The gang had stolen a train but only for a few minutes. The gang were delighted with their haul of 2.5 million pounds. They planned to sit tight until the police passed by. However, the train robbers listened to the radio and realized that the police were closing in. The criminals abandoned their hideaway. They drove to Thame and stayed at Brian Field’s house. Thereafter Bruce went to London. He stowed much of the ill-gotten gains in a garage.

After a few days Bruce discovered that the police had found their hideout. The train robbers became demoralized and jittery. Bruce went to ground. He and his wife farmed their child out to relatives. Bruce and his wife Angela moved address and adopted assumed names. Later they went to live in a flat in an alleyway in London. This alleyway did not appear on maps of London. They stayed in all day and only ventured out at night even then in disguise. How much fun was that? Despite all their lucre they were virtual prisoners and had to cut off contact with people who knew them.
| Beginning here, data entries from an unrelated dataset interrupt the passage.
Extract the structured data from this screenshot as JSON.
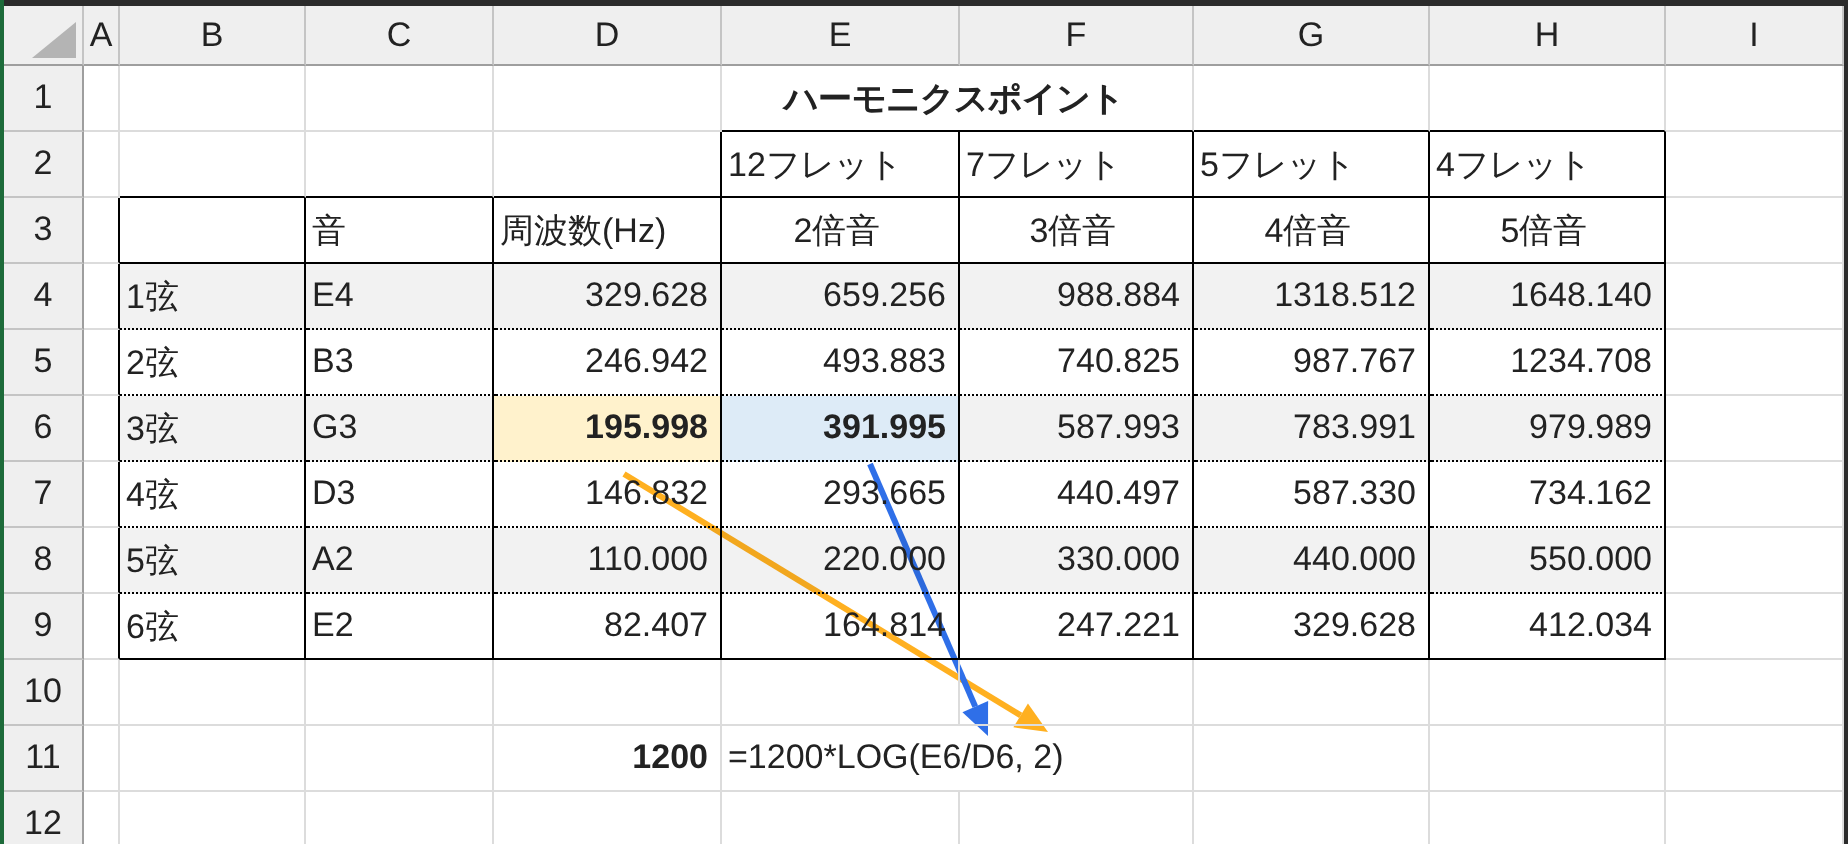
{
  "columns": [
    "A",
    "B",
    "C",
    "D",
    "E",
    "F",
    "G",
    "H",
    "I"
  ],
  "row_numbers": [
    "1",
    "2",
    "3",
    "4",
    "5",
    "6",
    "7",
    "8",
    "9",
    "10",
    "11",
    "12"
  ],
  "title": "ハーモニクスポイント",
  "fret_headers": [
    "12フレット",
    "7フレット",
    "5フレット",
    "4フレット"
  ],
  "table_headers": [
    "音",
    "周波数(Hz)",
    "2倍音",
    "3倍音",
    "4倍音",
    "5倍音"
  ],
  "rows": [
    {
      "string": "1弦",
      "note": "E4",
      "shaded": true,
      "traced": false,
      "values": [
        "329.628",
        "659.256",
        "988.884",
        "1318.512",
        "1648.140"
      ]
    },
    {
      "string": "2弦",
      "note": "B3",
      "shaded": false,
      "traced": false,
      "values": [
        "246.942",
        "493.883",
        "740.825",
        "987.767",
        "1234.708"
      ]
    },
    {
      "string": "3弦",
      "note": "G3",
      "shaded": true,
      "traced": true,
      "values": [
        "195.998",
        "391.995",
        "587.993",
        "783.991",
        "979.989"
      ]
    },
    {
      "string": "4弦",
      "note": "D3",
      "shaded": false,
      "traced": false,
      "values": [
        "146.832",
        "293.665",
        "440.497",
        "587.330",
        "734.162"
      ]
    },
    {
      "string": "5弦",
      "note": "A2",
      "shaded": true,
      "traced": false,
      "values": [
        "110.000",
        "220.000",
        "330.000",
        "440.000",
        "550.000"
      ]
    },
    {
      "string": "6弦",
      "note": "E2",
      "shaded": false,
      "traced": false,
      "values": [
        "82.407",
        "164.814",
        "247.221",
        "329.628",
        "412.034"
      ]
    }
  ],
  "formula_row": {
    "result": "1200",
    "formula": "=1200*LOG(E6/D6, 2)"
  },
  "trace_arrows": [
    {
      "color": "#ffb020"
    },
    {
      "color": "#2f6fe8"
    }
  ]
}
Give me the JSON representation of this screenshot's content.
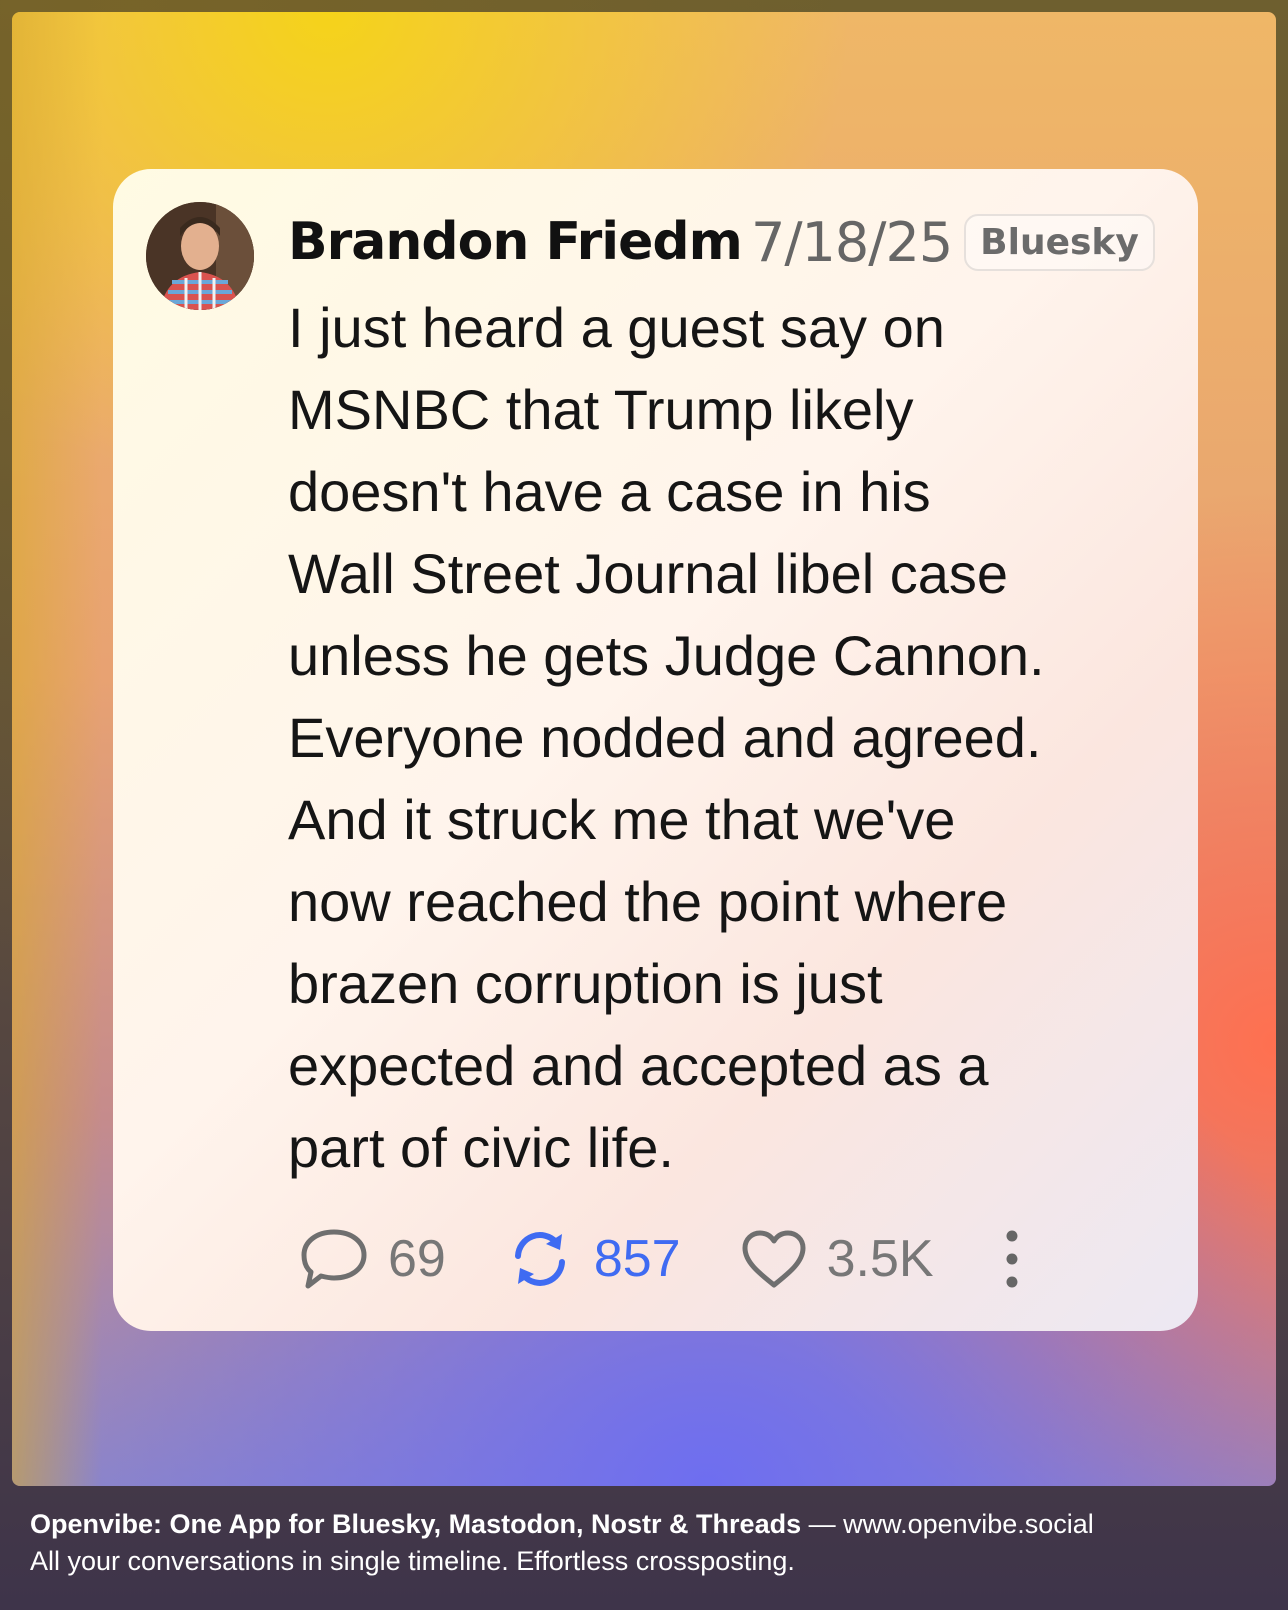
{
  "post": {
    "author": "Brandon Friedman",
    "date": "7/18/25",
    "platform": "Bluesky",
    "lines": [
      "I just heard a guest say on",
      "MSNBC that Trump likely",
      "doesn't have a case in his",
      "Wall Street Journal libel case",
      "unless he gets Judge Cannon.",
      "Everyone nodded and agreed.",
      "And it struck me that we've",
      "now reached the point where",
      "brazen corruption is just",
      "expected and accepted as a",
      "part of civic life."
    ],
    "stats": {
      "replies": "69",
      "reposts": "857",
      "likes": "3.5K"
    },
    "icons": [
      "avatar-photo",
      "reply-icon",
      "repost-icon",
      "heart-icon",
      "more-vertical-icon"
    ],
    "colors": {
      "repost_active": "#3f6bf2",
      "muted": "#777777"
    }
  },
  "footer": {
    "brand": "Openvibe: One App for Bluesky, Mastodon, Nostr & Threads",
    "separator": " — ",
    "url": "www.openvibe.social",
    "tagline": "All your conversations in single timeline. Effortless crossposting."
  }
}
After some months most of the train robbers were in custody. They were indicted. They were brought to trial before a jury at the Buckingham Assizes. The court found almost all of them guilty. They were sent down for sentences of up to 35 years. These were extraordinarily lengthy sentences that were awarded as a reflection of the enormity of the crime.

Bruce obtained a passport in a false name. He then flew to Belgium. From there he flew to Canada and thence Mexico. There he obtained residency. He spoke no Spanish but acquired a smattering. His money went far there. He lived like a king. Later he sent word for his wife to join him. A year after the robbery Angela and their son Nick came to Mexico.

The Reynolds family lived high on the hog. They also invited another train robber and his wife to come too. However, Bruce grew bored. He considered venturing into business but did not. He also visited Canada and the United States.

In 1968 funds were running low. Bruce flew to France to case joints for robbery. However, he did not effect any heists. He made the fateful decision to return to the United Kingdom. He had not set foot there for four years. He contacted old criminal acquaintances.

There were places in Wales that Bruce tried to steal from but without success. The underworld started to tell the police that Bruce was back. Some criminals had an understanding with the police. These malfeasants kept the police abreast of events among the criminal fraternity. In return the cops would sometimes let a malfeasant off a crime. The coppers got rumbles that Bruce was back in town.

In November 1968 Bruce was residing in the town of Torquay. The police burst into his flat. He was arrested. Tommy Butler was the arresting officer. Bruce was then charged with the Great Train Robbery. Bruce knew that the case against him was unarguable. He pleaded guilty. He was sent down for 25 years. However, his wife was not charged with receiving stolen goods. Nor was his child sent to an orphanage.

In 1977 Bruce was set at liberty. He had served only 9 years. He did some odd jobs. Bruce later published a self-aggrandizing autobiography. He died in 2013.


  1. When was Bruce Reynolds born?
  2. In which city was he born?
  3. What happened to his mother?
  4. Which London suburb did he grow up in?
  5. Why was he evacuated as a child?
  6. Which member of his family did he steal from?
  7. What stolen item did he sell on the street?
  8. Which year did he die?
  9. In which year was he finally released from prison?
  10. What was his wife#s name?
  11. How many children did he have?
  12. Which farm did he hide at before and after the Great Train Robbery?
  13. How much stolen?
  14. Which country did the robbery take place in?
  15. How did he avoid police detection in the months after the robbery?
  16. Which country did he spend four years in?
  17. Which police officer arrested him?
  18. Did Bruce plead guilty?
  19.  Did he write his life story?
  20. What is your opinion of him?